__About this task__
Return the records below in full. Keep every word exact and skip the images.

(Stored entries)
··········
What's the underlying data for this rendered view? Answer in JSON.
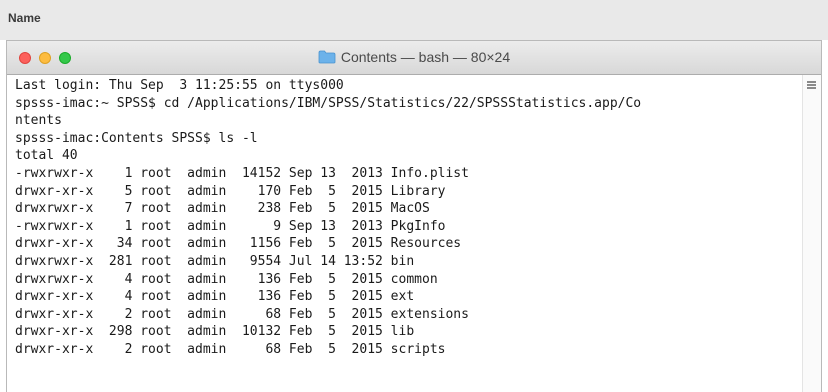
{
  "finder": {
    "column_header": "Name"
  },
  "window": {
    "title": "Contents — bash — 80×24",
    "folder_icon_color": "#6cb2ea"
  },
  "terminal": {
    "lines": [
      "Last login: Thu Sep  3 11:25:55 on ttys000",
      "spsss-imac:~ SPSS$ cd /Applications/IBM/SPSS/Statistics/22/SPSSStatistics.app/Co",
      "ntents",
      "spsss-imac:Contents SPSS$ ls -l",
      "total 40",
      "-rwxrwxr-x    1 root  admin  14152 Sep 13  2013 Info.plist",
      "drwxr-xr-x    5 root  admin    170 Feb  5  2015 Library",
      "drwxrwxr-x    7 root  admin    238 Feb  5  2015 MacOS",
      "-rwxrwxr-x    1 root  admin      9 Sep 13  2013 PkgInfo",
      "drwxr-xr-x   34 root  admin   1156 Feb  5  2015 Resources",
      "drwxrwxr-x  281 root  admin   9554 Jul 14 13:52 bin",
      "drwxrwxr-x    4 root  admin    136 Feb  5  2015 common",
      "drwxr-xr-x    4 root  admin    136 Feb  5  2015 ext",
      "drwxr-xr-x    2 root  admin     68 Feb  5  2015 extensions",
      "drwxr-xr-x  298 root  admin  10132 Feb  5  2015 lib",
      "drwxr-xr-x    2 root  admin     68 Feb  5  2015 scripts"
    ]
  }
}
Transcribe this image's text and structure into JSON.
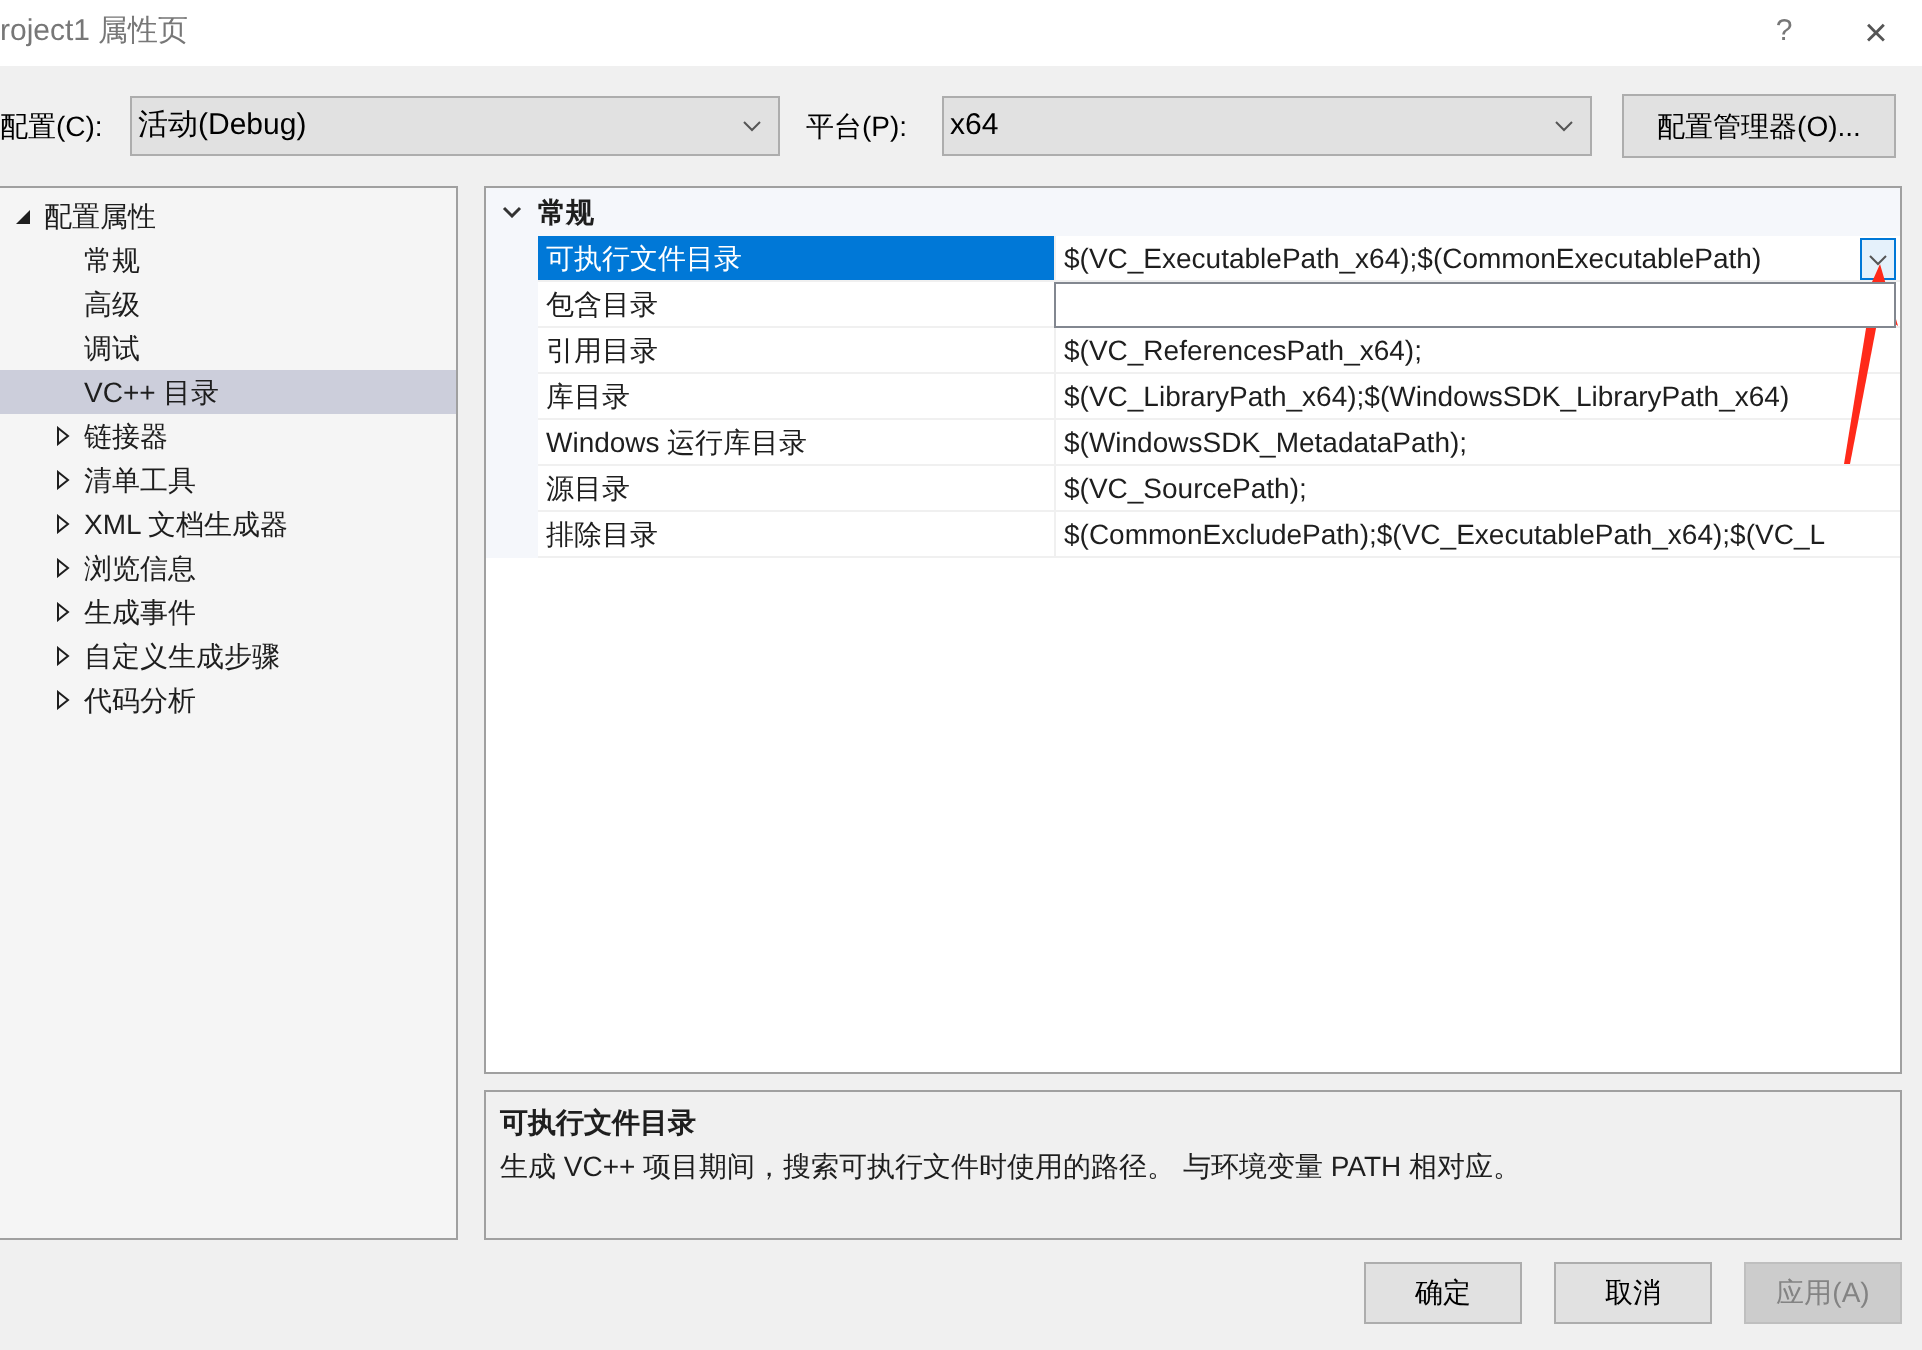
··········
__Expected output__
What's the underlying data for this rendered view? Answer in JSON.
{
  "finder": {
    "column_header": "Name"
  },
  "window": {
    "title": "Contents — bash — 80×24",
    "folder_icon_color": "#6cb2ea"
  },
  "terminal": {
    "lines": [
      "Last login: Thu Sep  3 11:25:55 on ttys000",
      "spsss-imac:~ SPSS$ cd /Applications/IBM/SPSS/Statistics/22/SPSSStatistics.app/Co",
      "ntents",
      "spsss-imac:Contents SPSS$ ls -l",
      "total 40",
      "-rwxrwxr-x    1 root  admin  14152 Sep 13  2013 Info.plist",
      "drwxr-xr-x    5 root  admin    170 Feb  5  2015 Library",
      "drwxrwxr-x    7 root  admin    238 Feb  5  2015 MacOS",
      "-rwxrwxr-x    1 root  admin      9 Sep 13  2013 PkgInfo",
      "drwxr-xr-x   34 root  admin   1156 Feb  5  2015 Resources",
      "drwxrwxr-x  281 root  admin   9554 Jul 14 13:52 bin",
      "drwxrwxr-x    4 root  admin    136 Feb  5  2015 common",
      "drwxr-xr-x    4 root  admin    136 Feb  5  2015 ext",
      "drwxr-xr-x    2 root  admin     68 Feb  5  2015 extensions",
      "drwxr-xr-x  298 root  admin  10132 Feb  5  2015 lib",
      "drwxr-xr-x    2 root  admin     68 Feb  5  2015 scripts"
    ]
  }
}
Transcribe this image's text and structure into JSON.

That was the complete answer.